── Records for processing ──

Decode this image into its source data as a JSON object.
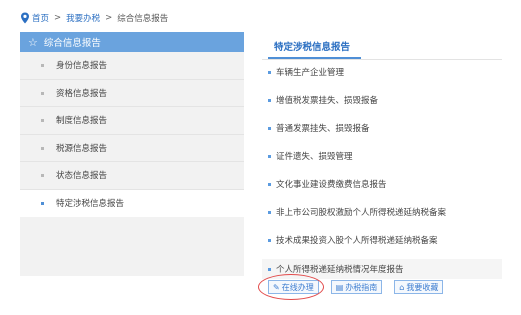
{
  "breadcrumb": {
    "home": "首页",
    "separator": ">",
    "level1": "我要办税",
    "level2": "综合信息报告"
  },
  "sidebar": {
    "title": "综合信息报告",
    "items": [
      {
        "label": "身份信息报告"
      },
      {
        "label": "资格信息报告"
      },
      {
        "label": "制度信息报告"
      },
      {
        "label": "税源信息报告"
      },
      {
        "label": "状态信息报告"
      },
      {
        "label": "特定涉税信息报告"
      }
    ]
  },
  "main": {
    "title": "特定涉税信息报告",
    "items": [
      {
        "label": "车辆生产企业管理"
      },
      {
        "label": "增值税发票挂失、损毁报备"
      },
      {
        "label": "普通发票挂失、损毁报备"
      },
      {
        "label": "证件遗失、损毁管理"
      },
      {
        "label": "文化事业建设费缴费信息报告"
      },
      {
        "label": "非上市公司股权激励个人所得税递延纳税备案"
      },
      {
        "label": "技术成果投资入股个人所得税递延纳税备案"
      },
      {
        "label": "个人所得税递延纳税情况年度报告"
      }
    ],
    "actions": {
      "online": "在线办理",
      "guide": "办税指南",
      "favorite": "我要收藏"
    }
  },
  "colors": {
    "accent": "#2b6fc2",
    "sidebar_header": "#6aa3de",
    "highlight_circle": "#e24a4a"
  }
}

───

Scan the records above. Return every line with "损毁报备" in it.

Result:
        "label": "增值税发票挂失、损毁报备"
        "label": "普通发票挂失、损毁报备"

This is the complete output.